PROVIDED DATA Start Marker

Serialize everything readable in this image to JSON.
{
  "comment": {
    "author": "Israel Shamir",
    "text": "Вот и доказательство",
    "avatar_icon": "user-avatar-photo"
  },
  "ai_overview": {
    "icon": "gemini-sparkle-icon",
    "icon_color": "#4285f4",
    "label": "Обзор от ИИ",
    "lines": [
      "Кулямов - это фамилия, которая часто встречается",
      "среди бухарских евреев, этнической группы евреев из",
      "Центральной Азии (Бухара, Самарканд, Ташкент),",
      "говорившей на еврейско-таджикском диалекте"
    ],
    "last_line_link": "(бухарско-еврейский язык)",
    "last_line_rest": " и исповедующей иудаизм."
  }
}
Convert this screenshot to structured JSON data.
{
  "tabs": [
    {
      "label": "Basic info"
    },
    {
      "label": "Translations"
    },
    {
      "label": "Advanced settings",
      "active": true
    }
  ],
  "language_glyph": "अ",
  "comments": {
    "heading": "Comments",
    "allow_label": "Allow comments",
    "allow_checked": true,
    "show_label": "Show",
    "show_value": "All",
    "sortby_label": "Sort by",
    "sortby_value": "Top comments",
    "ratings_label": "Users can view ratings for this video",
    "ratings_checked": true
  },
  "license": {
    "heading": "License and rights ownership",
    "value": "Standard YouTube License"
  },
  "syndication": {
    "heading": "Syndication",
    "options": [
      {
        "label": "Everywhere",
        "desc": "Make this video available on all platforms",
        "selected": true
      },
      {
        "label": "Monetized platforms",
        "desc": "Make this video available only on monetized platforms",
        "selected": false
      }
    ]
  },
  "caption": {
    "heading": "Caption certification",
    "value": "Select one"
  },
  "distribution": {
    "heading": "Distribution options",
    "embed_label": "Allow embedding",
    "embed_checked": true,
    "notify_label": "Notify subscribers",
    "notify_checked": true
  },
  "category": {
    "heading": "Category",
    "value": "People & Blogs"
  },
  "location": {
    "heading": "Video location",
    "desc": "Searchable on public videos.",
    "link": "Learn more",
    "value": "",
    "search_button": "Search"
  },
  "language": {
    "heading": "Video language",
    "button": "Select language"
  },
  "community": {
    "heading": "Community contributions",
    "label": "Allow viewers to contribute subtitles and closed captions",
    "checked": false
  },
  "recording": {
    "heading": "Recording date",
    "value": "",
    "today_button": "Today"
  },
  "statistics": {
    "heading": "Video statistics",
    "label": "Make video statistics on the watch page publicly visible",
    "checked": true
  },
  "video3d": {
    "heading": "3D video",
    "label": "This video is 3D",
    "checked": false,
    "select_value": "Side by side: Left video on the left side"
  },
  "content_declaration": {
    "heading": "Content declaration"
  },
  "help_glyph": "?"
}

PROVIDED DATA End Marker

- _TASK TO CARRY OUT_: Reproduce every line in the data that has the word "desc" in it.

- _EXERCISE RESULT_:
        "desc": "Make this video available on all platforms",
        "desc": "Make this video available only on monetized platforms",
    "desc": "Searchable on public videos.",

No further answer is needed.